Pedro’s story still relevant today
- Bill Clinton is founder of the William J. Clinton Foundation and the 42nd President of the United States. The opinions expressed are his own -
Fifteen years ago, when Pedro Zamora appeared on MTV’s The Real World, he changed the face of HIV/AIDS in America.
For the first time, viewers saw an openly gay, HIV-positive young person on national television. As we followed his story each week, Pedro humanized the growing epidemic, reducing our ignorance and fears and increasing our determination to act. By living bravely and allowing MTV to show his story, Pedro set an extraordinary example of what a tremendous impact a single person can make in our world.
Pedro’s story and his message remain powerful and relevant. Today, more than 1 million Americans are living with HIV, and 20 percent of them don’t know they are infected. Infection rates are increasing among certain groups, including women of color. The HIV infection rate in Washington, D.C. – at 3 percent – is comparable to some African countries where AIDS is the number one cause of death.
It’s critical for our nation to intensify the fight against HIV/AIDS here at home, starting with testing. Lack of information, misconceptions, and social stigma keep too many people from getting tested. Others mistakenly believe they have been tested as part of routine health care visits. Rapid result tests, including basic oral swabs, make it easy for anyone, anywhere in the country to be tested for HIV. Non-invasive testing is also available for other, more prevalent STDs, including chlamydia, gonorrhea.
Today marks the start of National STD Awareness Month. Several organizations on the frontlines of the HIV/AIDS and broader STD efforts are beginning a concentrated push to get as many people tested as possible this April. This is an opportunity especially for younger people who have never lived in a world without the threat of HIV/AIDS to confront these challenges head on. I urge all Americans, particularly those under age 25 who are sexually active, to get tested for STDs and make responsible decisions about their sexual health. Our actions now will shape the future of the AIDS epidemic and our country’s health.
Abroad, we’re fighting a different challenge: worldwide, there are 33 million people living with HIV/AIDS. Millions now have access to treatment, thanks to The Global Fund, the U.S. PEPFAR program, the Gates Foundation, UNITAID, and many others, including my foundation’s HIV/AIDS Initiative (CHAI). More than 1.4 million people are now accessing more affordable, lifesaving antiretroviral treatment under CHAI’s pricing agreements. But severe challenges remain in expanding access to everyone who needs it, in stopping mother-to-child transmission, and in preventing new infections.
This requires thinking big – building health systems that bring services to rural communities and increasing the number of frontline health care workers who can educate people on prevention, test those who need it, and supplying medicines for treatment. Without these basic, high-impact health services, too many people are dying and more are being infected than we can treat.

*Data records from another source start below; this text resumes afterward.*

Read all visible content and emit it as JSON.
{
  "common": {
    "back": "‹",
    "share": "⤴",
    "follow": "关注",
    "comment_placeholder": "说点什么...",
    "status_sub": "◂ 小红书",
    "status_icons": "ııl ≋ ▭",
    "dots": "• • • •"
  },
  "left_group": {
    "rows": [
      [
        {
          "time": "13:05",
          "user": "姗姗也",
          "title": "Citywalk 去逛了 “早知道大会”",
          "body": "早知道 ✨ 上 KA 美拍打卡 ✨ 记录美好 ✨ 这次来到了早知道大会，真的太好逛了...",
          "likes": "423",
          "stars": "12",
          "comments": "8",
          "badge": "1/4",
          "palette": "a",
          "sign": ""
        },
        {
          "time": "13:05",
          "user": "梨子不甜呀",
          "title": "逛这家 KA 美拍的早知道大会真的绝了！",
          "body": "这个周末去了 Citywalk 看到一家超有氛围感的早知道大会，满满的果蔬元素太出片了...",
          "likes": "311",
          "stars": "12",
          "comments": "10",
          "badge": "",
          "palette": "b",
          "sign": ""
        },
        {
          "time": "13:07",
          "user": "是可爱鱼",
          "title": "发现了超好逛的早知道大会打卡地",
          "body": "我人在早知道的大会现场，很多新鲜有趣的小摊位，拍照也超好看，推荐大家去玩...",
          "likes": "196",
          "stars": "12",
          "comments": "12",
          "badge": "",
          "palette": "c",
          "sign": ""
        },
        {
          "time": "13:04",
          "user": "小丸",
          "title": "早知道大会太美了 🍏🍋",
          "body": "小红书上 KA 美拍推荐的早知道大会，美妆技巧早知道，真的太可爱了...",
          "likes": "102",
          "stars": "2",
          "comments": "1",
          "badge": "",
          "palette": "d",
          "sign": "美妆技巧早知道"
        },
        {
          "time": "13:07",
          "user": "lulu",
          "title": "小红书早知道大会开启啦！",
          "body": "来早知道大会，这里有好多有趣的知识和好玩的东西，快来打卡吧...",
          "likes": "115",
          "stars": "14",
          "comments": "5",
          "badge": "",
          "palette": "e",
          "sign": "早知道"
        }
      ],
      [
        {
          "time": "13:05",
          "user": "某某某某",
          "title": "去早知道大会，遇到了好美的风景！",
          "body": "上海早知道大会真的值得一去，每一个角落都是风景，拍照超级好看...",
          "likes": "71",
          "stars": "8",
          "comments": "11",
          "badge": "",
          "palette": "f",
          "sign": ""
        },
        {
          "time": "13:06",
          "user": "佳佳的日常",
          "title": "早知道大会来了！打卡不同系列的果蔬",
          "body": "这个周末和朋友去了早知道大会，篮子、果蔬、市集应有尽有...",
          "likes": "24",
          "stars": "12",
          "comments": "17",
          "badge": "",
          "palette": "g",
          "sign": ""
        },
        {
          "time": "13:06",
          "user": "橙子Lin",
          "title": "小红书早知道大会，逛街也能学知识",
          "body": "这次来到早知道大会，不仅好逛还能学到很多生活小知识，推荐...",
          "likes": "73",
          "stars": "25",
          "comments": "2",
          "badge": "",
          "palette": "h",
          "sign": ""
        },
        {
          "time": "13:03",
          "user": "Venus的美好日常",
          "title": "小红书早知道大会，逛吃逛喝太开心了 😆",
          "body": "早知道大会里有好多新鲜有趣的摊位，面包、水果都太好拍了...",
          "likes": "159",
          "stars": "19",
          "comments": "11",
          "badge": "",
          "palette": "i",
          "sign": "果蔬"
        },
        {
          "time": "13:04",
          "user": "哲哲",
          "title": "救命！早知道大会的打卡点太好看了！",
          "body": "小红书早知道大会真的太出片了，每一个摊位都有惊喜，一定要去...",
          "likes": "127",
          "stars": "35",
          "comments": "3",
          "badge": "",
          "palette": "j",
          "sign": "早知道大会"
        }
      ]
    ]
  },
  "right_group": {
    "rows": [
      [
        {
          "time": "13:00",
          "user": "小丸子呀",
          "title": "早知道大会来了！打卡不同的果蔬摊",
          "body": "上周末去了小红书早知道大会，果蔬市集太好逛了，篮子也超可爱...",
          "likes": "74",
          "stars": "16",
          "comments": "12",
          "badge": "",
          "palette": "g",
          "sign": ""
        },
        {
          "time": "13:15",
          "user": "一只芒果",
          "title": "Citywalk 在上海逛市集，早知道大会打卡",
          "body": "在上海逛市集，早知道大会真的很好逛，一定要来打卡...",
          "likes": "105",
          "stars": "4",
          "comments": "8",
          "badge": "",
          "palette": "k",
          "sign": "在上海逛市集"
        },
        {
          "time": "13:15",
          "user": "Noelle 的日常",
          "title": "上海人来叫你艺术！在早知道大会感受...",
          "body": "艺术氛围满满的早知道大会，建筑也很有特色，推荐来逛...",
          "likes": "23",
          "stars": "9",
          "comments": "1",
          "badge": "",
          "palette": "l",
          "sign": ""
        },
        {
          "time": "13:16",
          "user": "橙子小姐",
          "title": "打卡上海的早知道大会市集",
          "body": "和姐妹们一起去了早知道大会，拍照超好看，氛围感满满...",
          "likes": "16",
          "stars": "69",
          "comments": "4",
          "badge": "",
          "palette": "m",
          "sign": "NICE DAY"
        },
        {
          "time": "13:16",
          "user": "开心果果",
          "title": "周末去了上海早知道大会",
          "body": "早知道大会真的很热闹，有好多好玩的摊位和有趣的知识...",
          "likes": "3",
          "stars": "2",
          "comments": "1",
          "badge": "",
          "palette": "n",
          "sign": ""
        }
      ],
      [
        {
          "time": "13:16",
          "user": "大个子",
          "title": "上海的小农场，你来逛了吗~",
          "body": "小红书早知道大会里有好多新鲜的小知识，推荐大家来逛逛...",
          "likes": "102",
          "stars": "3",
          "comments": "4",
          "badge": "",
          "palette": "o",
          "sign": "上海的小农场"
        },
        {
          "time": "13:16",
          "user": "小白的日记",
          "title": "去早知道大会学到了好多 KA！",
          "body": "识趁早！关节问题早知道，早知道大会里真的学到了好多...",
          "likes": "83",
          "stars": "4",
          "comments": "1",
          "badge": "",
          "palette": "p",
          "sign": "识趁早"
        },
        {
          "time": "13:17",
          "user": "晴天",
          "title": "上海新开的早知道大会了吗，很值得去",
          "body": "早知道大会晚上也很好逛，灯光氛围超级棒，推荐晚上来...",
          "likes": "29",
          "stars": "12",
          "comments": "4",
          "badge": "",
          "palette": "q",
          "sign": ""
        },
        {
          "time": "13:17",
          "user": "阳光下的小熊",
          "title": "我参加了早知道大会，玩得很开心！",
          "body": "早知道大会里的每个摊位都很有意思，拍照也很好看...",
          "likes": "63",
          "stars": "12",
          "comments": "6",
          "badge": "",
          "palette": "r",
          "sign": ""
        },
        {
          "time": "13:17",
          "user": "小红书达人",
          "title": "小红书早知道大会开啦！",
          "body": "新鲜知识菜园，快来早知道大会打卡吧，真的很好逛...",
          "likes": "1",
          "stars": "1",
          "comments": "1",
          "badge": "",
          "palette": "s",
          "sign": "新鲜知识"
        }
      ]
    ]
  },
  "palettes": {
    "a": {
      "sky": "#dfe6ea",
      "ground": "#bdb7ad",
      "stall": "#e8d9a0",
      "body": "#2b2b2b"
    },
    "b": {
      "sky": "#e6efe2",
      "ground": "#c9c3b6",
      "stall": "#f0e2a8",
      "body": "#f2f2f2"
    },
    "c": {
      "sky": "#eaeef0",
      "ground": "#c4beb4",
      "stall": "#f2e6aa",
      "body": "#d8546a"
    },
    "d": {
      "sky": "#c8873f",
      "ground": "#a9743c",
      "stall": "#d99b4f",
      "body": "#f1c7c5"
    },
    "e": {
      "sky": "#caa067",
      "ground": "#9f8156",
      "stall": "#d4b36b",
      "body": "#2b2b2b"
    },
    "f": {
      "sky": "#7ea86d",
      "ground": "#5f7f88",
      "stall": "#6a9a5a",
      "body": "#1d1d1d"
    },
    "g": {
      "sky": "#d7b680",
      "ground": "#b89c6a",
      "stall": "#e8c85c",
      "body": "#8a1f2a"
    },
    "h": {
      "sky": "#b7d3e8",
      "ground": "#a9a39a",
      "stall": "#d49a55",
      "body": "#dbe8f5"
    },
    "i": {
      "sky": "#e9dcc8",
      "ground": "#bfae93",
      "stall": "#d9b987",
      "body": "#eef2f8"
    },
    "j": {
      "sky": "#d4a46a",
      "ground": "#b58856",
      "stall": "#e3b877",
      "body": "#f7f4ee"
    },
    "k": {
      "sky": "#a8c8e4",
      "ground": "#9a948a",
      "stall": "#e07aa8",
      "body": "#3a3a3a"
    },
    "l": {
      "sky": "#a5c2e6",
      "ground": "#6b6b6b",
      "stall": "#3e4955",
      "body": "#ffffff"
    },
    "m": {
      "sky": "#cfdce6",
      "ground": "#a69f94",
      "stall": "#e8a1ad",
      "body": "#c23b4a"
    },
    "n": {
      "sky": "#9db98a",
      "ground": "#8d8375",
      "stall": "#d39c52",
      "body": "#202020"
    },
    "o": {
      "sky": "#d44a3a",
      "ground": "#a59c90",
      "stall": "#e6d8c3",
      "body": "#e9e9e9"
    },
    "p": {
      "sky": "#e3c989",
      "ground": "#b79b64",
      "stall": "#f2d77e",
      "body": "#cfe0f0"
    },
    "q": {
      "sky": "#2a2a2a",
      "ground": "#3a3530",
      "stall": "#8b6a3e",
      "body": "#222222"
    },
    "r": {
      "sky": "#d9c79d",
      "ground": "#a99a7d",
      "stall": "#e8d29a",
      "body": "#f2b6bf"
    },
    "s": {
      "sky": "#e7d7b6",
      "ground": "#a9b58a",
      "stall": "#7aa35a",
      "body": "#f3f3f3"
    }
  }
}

In the early 1980s, very little was known about the HIV/AIDS virus or its origin. We’ve made great progress on treatment and prevention, and in raising the awareness and developing political will necessary to address the crisis. But we still have a long way to go. We must continue toact on Pedro’s message of prevention, understanding, and compassion, both nationally and globally.
That requires an open dialogue on sexual health issues, a dramatic increase in prevention practices, a willingness to be tested, and an all-out effort to bring prevention and treatment to the far corners of our Earth. We must remember what Pedro taught us: one person can change the world – and whether or not we are living with HIV or know someone who is, we all have a responsibility as global citizens to do whatever we can. Life is short enough as it is. No one should die from a disease that is both preventable and treatable.
Bill Clinton will introduce the feature film “Pedro” when it premieres on April 1.